CHICAGO, IL.- Spertus Institute for Jewish Learning and Leadership
has commissioned a site-specific installation by internationally-acclaimed, Chicago-based artist Ellen Rothenberg. Entitled ISO 6346: ineluctable immigrant, it is on view in the Institutes main floor Gallery. With this work, Rothenberg prompts visitors to consider connections between past and contemporary issues of migration. The project is inspired by objects and documents that Rothenberg uncovered in the Spertus collectionas well as research she pursued in Berlin at Germanys largest refugee camp, currently housed in the monumental Tempelhof Airport, a disused site that was originally designed and built by the Nazis.
Rothenberg has titled the installation ISO 6346 after the international standard for identification and marking of shipping containers, such as those being used to house Syrian refugees at Tempelhof. Images of these containers will appear in dialogue with materials from the Spertus collectionsuch as passports, birth certificates, comics, and photographsthat represent earlier Jewish immigration and movement. The word ineluctable in the exhibition title (meaning: inescapable, unavoidable) was first used in print in 1623, notably at the same time as the words "immigrate and "migration." The installation will be on view through April 22, 2018.
This exhibition is organized by Ionit Behar, Spertus Institute's Curator of Collections and Exhibitions.
Said Behar: Ellen Rothenbergs project is significant on many levels. Photographs of archival documents and objects from the Spertus collection are juxtaposed against images of the construction of one of the largest refugee settlements in Germany. The exhibitionwith a focus on the current crisis of migration and the forces of global capitalismfinds deep historical echoes in the Spertus Institutes archive and collection.

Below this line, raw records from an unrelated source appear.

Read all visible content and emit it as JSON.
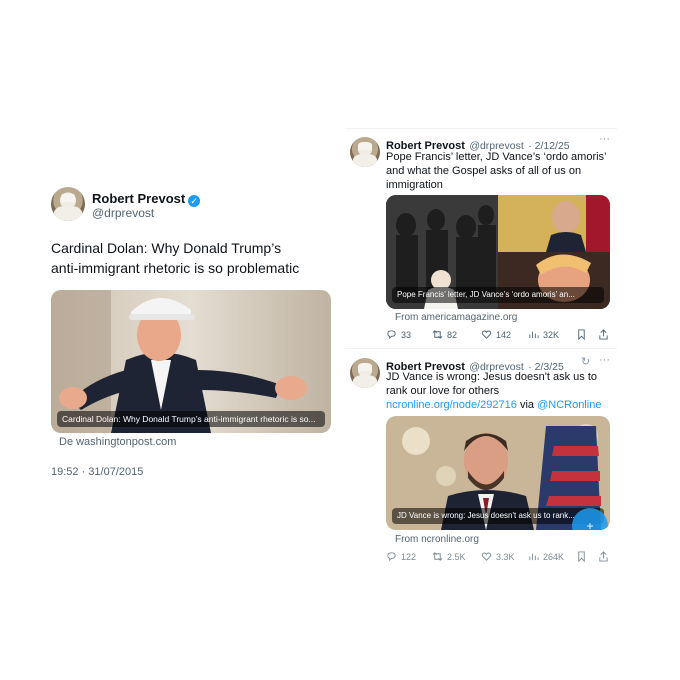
{
  "left_tweet": {
    "name": "Robert Prevost",
    "handle": "@drprevost",
    "verified_icon": "verified-badge-icon",
    "text": "Cardinal Dolan: Why Donald Trump’s anti-immigrant rhetoric is so problematic",
    "card_caption": "Cardinal Dolan: Why Donald Trump’s anti-immigrant rhetoric is so...",
    "source": "De washingtonpost.com",
    "timestamp": "19:52 · 31/07/2015"
  },
  "right_tweets": [
    {
      "name": "Robert Prevost",
      "handle": "@drprevost",
      "date": "· 2/12/25",
      "text": "Pope Francis’ letter, JD Vance’s ‘ordo amoris’ and what the Gospel asks of all of us on immigration",
      "card_caption": "Pope Francis’ letter, JD Vance’s ‘ordo amoris’ an...",
      "source": "From americamagazine.org",
      "stats": {
        "replies": "33",
        "reposts": "82",
        "likes": "142",
        "views": "32K"
      }
    },
    {
      "name": "Robert Prevost",
      "handle": "@drprevost",
      "date": "· 2/3/25",
      "text_start": "JD Vance is wrong: Jesus doesn't ask us to rank our love for others ",
      "link_text": "ncronline.org/node/292716",
      "via_text": " via ",
      "mention_text": "@NCRonline",
      "card_caption": "JD Vance is wrong: Jesus doesn't ask us to rank...",
      "source": "From ncronline.org",
      "stats": {
        "replies": "122",
        "reposts": "2.5K",
        "likes": "3.3K",
        "views": "264K"
      }
    }
  ],
  "colors": {
    "accent": "#1d9bf0",
    "muted": "#536471",
    "text": "#0f1419"
  }
}
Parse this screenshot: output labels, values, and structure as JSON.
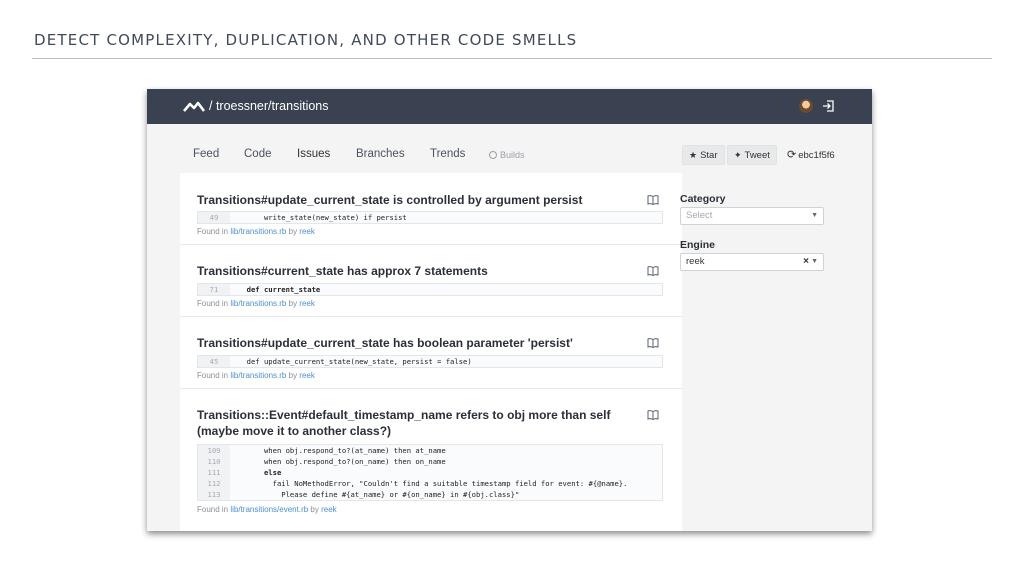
{
  "slide": {
    "title": "DETECT COMPLEXITY, DUPLICATION, AND OTHER CODE SMELLS"
  },
  "topbar": {
    "repo_path": "/ troessner/transitions"
  },
  "nav": {
    "tabs": [
      {
        "label": "Feed"
      },
      {
        "label": "Code"
      },
      {
        "label": "Issues"
      },
      {
        "label": "Branches"
      },
      {
        "label": "Trends"
      }
    ],
    "builds_label": "Builds",
    "star_label": "Star",
    "tweet_label": "Tweet",
    "commit": "ebc1f5f6"
  },
  "issues": [
    {
      "title": "Transitions#update_current_state is controlled by argument persist",
      "code": [
        {
          "ln": "49",
          "text": "      write_state(new_state) if persist"
        }
      ],
      "found_prefix": "Found in ",
      "file": "lib/transitions.rb",
      "by_text": " by ",
      "engine": "reek"
    },
    {
      "title": "Transitions#current_state has approx 7 statements",
      "code": [
        {
          "ln": "71",
          "text": "  def current_state"
        }
      ],
      "found_prefix": "Found in ",
      "file": "lib/transitions.rb",
      "by_text": " by ",
      "engine": "reek"
    },
    {
      "title": "Transitions#update_current_state has boolean parameter 'persist'",
      "code": [
        {
          "ln": "45",
          "text": "  def update_current_state(new_state, persist = false)"
        }
      ],
      "found_prefix": "Found in ",
      "file": "lib/transitions.rb",
      "by_text": " by ",
      "engine": "reek"
    },
    {
      "title": "Transitions::Event#default_timestamp_name refers to obj more than self (maybe move it to another class?)",
      "code": [
        {
          "ln": "109",
          "text": "      when obj.respond_to?(at_name) then at_name"
        },
        {
          "ln": "110",
          "text": "      when obj.respond_to?(on_name) then on_name"
        },
        {
          "ln": "111",
          "text": "      else"
        },
        {
          "ln": "112",
          "text": "        fail NoMethodError, \"Couldn't find a suitable timestamp field for event: #{@name}."
        },
        {
          "ln": "113",
          "text": "          Please define #{at_name} or #{on_name} in #{obj.class}\""
        }
      ],
      "found_prefix": "Found in ",
      "file": "lib/transitions/event.rb",
      "by_text": " by ",
      "engine": "reek"
    }
  ],
  "sidebar": {
    "category_label": "Category",
    "category_placeholder": "Select",
    "engine_label": "Engine",
    "engine_value": "reek",
    "clear_glyph": "×"
  }
}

My research began with an initial foray into the collections and archives at The Spertus Institute, explained the artist, Ellen Rothenberg. Objects, documents, photographs relating to individual diasporic histories are interleaved with various profiles of Jewish institutions established and active here in Chicago. What was striking was the historical reverberations within the collection to our contemporary condition. One of the first objects I encountered in the collection was a Mexican passport and immigration identity papers for Sonia Kominsky, a Russian Jewish seamstress born in Kiev who entered the United States in 1926. It contains a racialized description of her person detailing religion Israelita (Jewish), hair color negro (black), eyebrows bushy, and skin blanca (white). What was immediately resonant was her route from Mexico to the United States, a route which has become increasingly contested, a politicized border defined and interrupted by the rhetorical projection of a wall.
Ellen Rothenbergs installations and public projects often employ the iconography of social movements, using archival documents to examine the mechanisms underlying contemporary political engagement. Her workarchitecturally scaled installations, public projects, performance, collaborations, and writinguncovers histories embedded in the present, adding layers of meaning beyond the conventions of historical objects.

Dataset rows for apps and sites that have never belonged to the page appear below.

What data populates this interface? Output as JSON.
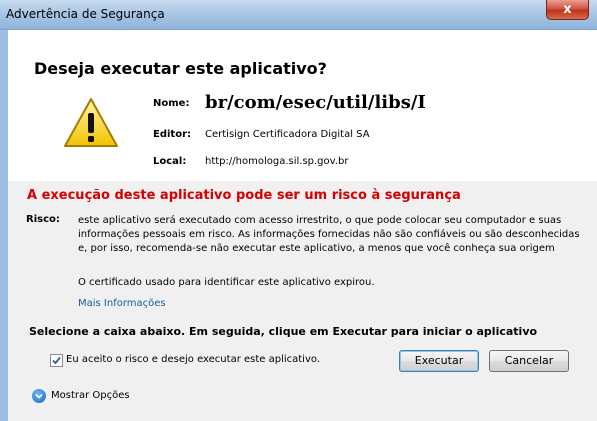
{
  "window": {
    "title": "Advertência de Segurança",
    "close_label": "x"
  },
  "dialog": {
    "question": "Deseja executar este aplicativo?",
    "name_label": "Nome:",
    "name_value": "br/com/esec/util/libs/I",
    "publisher_label": "Editor:",
    "publisher_value": "Certisign Certificadora Digital SA",
    "location_label": "Local:",
    "location_value": "http://homologa.sil.sp.gov.br"
  },
  "risk": {
    "heading": "A execução deste aplicativo pode ser um risco à segurança",
    "label": "Risco:",
    "lines": [
      "este aplicativo será executado com acesso irrestrito, o que pode colocar seu computador e suas",
      "informações pessoais em risco. As informações fornecidas não são confiáveis ou são desconhecidas",
      "e, por isso, recomenda-se não executar este aplicativo, a menos que você conheça sua origem"
    ],
    "certificate_note": "O certificado usado para identificar este aplicativo expirou.",
    "more_info": "Mais Informações"
  },
  "action": {
    "heading": "Selecione a caixa abaixo. Em seguida, clique em Executar para iniciar o aplicativo",
    "checkbox_label": "Eu aceito o risco e desejo executar este aplicativo.",
    "checkbox_checked": true,
    "run_label": "Executar",
    "cancel_label": "Cancelar",
    "show_options": "Mostrar Opções"
  },
  "icons": {
    "warning": "warning-triangle-icon",
    "check": "checkmark-icon",
    "toggle": "chevron-down-circle-icon"
  },
  "colors": {
    "risk_heading": "#d60000",
    "link": "#1a5a9c"
  }
}
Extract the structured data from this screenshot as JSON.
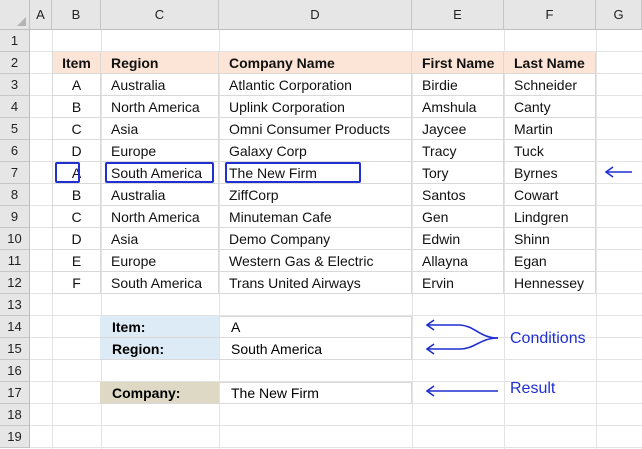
{
  "columns": [
    "A",
    "B",
    "C",
    "D",
    "E",
    "F",
    "G"
  ],
  "rows": [
    "1",
    "2",
    "3",
    "4",
    "5",
    "6",
    "7",
    "8",
    "9",
    "10",
    "11",
    "12",
    "13",
    "14",
    "15",
    "16",
    "17",
    "18",
    "19"
  ],
  "table": {
    "headers": [
      "Item",
      "Region",
      "Company Name",
      "First Name",
      "Last Name"
    ],
    "data": [
      [
        "A",
        "Australia",
        "Atlantic Corporation",
        "Birdie",
        "Schneider"
      ],
      [
        "B",
        "North America",
        "Uplink Corporation",
        "Amshula",
        "Canty"
      ],
      [
        "C",
        "Asia",
        "Omni Consumer Products",
        "Jaycee",
        "Martin"
      ],
      [
        "D",
        "Europe",
        "Galaxy Corp",
        "Tracy",
        "Tuck"
      ],
      [
        "A",
        "South America",
        "The New Firm",
        "Tory",
        "Byrnes"
      ],
      [
        "B",
        "Australia",
        "ZiffCorp",
        "Santos",
        "Cowart"
      ],
      [
        "C",
        "North America",
        "Minuteman Cafe",
        "Gen",
        "Lindgren"
      ],
      [
        "D",
        "Asia",
        "Demo Company",
        "Edwin",
        "Shinn"
      ],
      [
        "E",
        "Europe",
        "Western Gas & Electric",
        "Allayna",
        "Egan"
      ],
      [
        "F",
        "South America",
        "Trans United Airways",
        "Ervin",
        "Hennessey"
      ]
    ]
  },
  "lookup": {
    "item_label": "Item:",
    "item_value": "A",
    "region_label": "Region:",
    "region_value": "South America",
    "company_label": "Company:",
    "company_value": "The New Firm"
  },
  "annotations": {
    "conditions": "Conditions",
    "result": "Result"
  },
  "colors": {
    "header_fill": "#fce4d6",
    "criteria_fill": "#ddebf7",
    "result_fill": "#ddd9c4",
    "accent": "#1f2fd0"
  }
}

Ellen Rothenbergs work has been concerned with the politics of everyday life and the formation of communities through collaborative practices. Influenced by the social and political actions of the 1960sincluding the civil rights, anti-war, and feminist movementsshe immerses herself in research, particularly feminist histories of labor and social action. With an emphasis on communities and collaborative practices, she often partners with historians, forensic scientists, research librarians, archivists, and material fabricators.
Rothenbergs work has been presented in North America and Europe at institutions including the Museum of Contemporary Art, Chicago; the Museum of Fine Arts, Boston; the Institute of Contemporary Art, Boston; the Museum of London, Ontario; The Contemporary Jewish Museum, San Francisco; the Neues Museum Weserburg, Bremen; Royal Festival Hall, London; and the Brukenthal National Museum, Sibiu, Romania. Her awards include fellowships from the Bunting Institute Fellowship of Radcliffe Institute for Advanced Studies at Harvard University, Illinois Arts Council, Massachusetts Artist Foundation, and NEA as well as grants from CEC Artslink, the Charles Engelhard Foundation, LEF Foundation, and NEA Artists Projects. She has worked in collaboration with the Chicago Torture Justice Memorial Project, Future Force Geo Speculators, and Chelen Amenca, Romania. Rothenberg teaches at the School of the Art Institute of Chicago, where she was recently appointed an inaugural Faculty Research Fellow of the Institute for Curatorial Research and Practice.